Music was a big part of George Hormel’s life. In the newly-published “The Open Road” which is available for sale at the Hormel Historic Home, George recounted the many times his family engaged with music as a form of entertainment.

An excerpt from “The Open Road” referred to George’s childhood memories of life in Toledo in the years following the Civil War. He described how music created an activity for kids and how it influenced their understanding of the world they lived in.

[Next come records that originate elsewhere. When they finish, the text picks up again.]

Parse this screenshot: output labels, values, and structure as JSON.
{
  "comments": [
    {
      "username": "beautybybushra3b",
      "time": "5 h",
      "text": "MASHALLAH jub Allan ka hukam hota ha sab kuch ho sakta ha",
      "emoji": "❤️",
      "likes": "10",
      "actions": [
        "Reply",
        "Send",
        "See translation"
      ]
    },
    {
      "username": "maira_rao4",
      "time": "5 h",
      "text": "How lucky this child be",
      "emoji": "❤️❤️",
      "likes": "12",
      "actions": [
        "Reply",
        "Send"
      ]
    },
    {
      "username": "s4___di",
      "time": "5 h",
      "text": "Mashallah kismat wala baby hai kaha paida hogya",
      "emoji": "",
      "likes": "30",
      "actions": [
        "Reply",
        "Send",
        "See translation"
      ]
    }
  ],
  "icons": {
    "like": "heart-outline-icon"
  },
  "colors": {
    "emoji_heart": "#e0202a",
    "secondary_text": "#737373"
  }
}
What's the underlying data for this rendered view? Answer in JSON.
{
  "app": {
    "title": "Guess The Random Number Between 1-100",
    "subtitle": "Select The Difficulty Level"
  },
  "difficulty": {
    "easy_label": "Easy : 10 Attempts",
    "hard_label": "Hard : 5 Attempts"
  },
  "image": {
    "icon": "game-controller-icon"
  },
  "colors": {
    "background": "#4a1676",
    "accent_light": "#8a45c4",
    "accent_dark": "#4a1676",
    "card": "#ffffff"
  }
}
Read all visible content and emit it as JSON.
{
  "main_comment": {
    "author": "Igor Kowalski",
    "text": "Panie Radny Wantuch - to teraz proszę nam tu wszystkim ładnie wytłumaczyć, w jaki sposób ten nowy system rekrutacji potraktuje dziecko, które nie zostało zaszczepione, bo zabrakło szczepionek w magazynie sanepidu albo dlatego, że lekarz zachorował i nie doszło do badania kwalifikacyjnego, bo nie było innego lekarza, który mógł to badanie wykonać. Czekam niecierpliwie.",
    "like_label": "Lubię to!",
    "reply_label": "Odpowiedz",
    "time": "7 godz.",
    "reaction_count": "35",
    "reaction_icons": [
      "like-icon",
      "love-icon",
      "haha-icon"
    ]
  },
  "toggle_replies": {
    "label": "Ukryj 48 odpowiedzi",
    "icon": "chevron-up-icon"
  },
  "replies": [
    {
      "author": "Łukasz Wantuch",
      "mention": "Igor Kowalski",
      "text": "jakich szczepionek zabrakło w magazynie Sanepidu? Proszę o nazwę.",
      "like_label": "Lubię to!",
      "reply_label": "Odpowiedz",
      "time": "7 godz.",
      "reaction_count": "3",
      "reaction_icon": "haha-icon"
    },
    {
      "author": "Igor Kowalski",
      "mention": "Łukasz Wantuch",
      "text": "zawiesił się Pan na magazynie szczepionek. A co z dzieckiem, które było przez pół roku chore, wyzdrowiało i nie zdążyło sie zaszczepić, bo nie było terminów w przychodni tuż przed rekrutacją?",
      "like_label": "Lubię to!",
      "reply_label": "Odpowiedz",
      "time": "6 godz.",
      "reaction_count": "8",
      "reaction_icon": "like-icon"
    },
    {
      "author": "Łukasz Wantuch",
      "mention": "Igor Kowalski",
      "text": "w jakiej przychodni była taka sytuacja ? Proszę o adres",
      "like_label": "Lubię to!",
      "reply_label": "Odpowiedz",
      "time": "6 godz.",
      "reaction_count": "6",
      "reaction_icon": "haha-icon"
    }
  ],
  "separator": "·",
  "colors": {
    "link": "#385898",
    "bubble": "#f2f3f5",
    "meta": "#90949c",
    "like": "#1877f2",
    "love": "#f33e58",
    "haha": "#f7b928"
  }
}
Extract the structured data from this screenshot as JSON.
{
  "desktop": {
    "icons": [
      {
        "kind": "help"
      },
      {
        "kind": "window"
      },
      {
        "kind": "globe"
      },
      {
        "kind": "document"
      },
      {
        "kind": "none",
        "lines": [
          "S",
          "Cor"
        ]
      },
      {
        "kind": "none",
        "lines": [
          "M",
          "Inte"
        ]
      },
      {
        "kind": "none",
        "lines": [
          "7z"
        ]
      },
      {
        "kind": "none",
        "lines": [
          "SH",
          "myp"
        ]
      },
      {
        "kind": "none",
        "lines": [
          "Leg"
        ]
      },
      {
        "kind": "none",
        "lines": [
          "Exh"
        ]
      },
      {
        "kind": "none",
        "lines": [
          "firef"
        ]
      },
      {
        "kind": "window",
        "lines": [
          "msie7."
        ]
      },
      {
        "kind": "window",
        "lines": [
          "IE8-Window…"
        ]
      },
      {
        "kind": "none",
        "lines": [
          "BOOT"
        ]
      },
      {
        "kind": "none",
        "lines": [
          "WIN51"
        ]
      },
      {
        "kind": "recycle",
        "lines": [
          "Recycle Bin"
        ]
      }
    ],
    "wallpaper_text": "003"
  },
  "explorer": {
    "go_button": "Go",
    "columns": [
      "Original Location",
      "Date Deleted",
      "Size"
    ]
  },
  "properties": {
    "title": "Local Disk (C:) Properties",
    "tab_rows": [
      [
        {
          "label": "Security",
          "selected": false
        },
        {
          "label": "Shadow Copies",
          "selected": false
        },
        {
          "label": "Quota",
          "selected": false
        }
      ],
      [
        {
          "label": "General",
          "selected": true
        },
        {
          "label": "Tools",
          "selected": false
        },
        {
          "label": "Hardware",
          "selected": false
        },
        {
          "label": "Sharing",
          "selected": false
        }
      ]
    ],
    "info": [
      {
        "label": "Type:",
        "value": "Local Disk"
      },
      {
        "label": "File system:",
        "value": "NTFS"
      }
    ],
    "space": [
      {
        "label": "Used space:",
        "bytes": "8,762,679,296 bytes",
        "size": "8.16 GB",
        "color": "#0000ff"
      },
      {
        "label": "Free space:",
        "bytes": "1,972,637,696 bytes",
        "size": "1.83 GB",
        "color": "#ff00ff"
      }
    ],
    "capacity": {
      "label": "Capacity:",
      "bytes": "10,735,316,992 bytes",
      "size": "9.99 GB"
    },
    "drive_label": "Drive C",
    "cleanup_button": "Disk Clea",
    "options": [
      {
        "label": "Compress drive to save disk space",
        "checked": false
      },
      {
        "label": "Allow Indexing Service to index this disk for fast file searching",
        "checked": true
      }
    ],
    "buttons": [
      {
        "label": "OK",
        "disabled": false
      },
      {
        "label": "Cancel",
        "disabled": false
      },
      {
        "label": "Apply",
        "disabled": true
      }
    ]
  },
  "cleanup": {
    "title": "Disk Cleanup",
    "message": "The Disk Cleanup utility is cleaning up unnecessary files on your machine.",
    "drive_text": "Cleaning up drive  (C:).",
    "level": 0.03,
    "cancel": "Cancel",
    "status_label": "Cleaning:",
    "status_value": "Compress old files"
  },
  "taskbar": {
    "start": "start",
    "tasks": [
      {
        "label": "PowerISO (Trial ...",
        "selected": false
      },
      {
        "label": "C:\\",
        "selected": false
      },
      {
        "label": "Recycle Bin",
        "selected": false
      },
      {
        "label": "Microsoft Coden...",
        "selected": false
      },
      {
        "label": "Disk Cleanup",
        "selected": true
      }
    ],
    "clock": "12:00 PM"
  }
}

“And we made music. The war had popularized the fife and drum. Almost every group of neighborhood youngsters organized a fife and drum corps. This was not hard to do. A round cheese box, such as could be obtained at any grocery store for the asking, made a fine drum frame. We scraped these boxes smooth with bits of glass, then took them took to a paint shop to be shellacked. We prepared the drum heads ourselves at the tannery. During the long summer evenings, all the children in our neighborhood congregated on a vacant lot near our home, attracted by the sound of my brother Henry’s fife, accompanied by four snare drums. Here we marched and sang the songs men had so lately made immortal on their country’s battle fields. And somehow we knew what those songs meant. We knew that many of the men who had sung them before us had also died, had died to make us “free”: free to play on a vacant lot together whether we were white or black, Jew or Gentile, and to go to school and to call ourselves ‘the sons of liberty’. These were the freedoms we understood.”

One of Austin’s great musical groups of the past, Tichy’s Orchestra, received mention in George’s autobiography. Referring to his early years in Austin, George listed several opportunities for people to participate in and enjoy artistic endeavors. Tichy’s group led the 1908 Hormel Company parade so George obviously enjoyed their music. Turn of the century newspapers were full of Tichy performances.

Because of the Hormel family’s and George’s appreciation and recognition of the power of music, the Hormel Historic Home continues to make music for the community a priority. The events are sponsored by George’s great-niece MarySue Hormel Harris whose grandfather, Ben Hormel, sang bass when the family joined their voices. Our summer is filled with opportunities to hear musicians share the stories of life through song. On Monday, you can help nationally recognized musician and storyteller, Charlie Maguire, create a song that will represent a part of Austin’s history. Help him write the song during the day then return at 6:30 to hear it performed.

What’s happening at the HHH

Charlie Maguire: Free songwriting workshop

2 p.m., Monday

Use your own creativity to help Charlie compose a song using Minnesota’s unique history. You will hear about Charlie’s experiences and learn how to use stories to write meaningful songs. Geared toward those 10 and up, but all ages welcome. Free

6:30 p.m. Free Peace Garden Concert

Known as the “Singing Ranger,” Maguire tells stories of our state’s past and sings the praises of our many natural resources. His Woody Guthrie style of singing will bring out the folk music lover in all.

Free Kids Koncert: Tricia and the Toonies

2:30 p.m., Monday, June 19

Tricia and the Toonies perform family friendly fun and interactive musical comedies with a unique use of music, puppets, skits, and audience participation. Show followed by free ice cream sponsored by Belles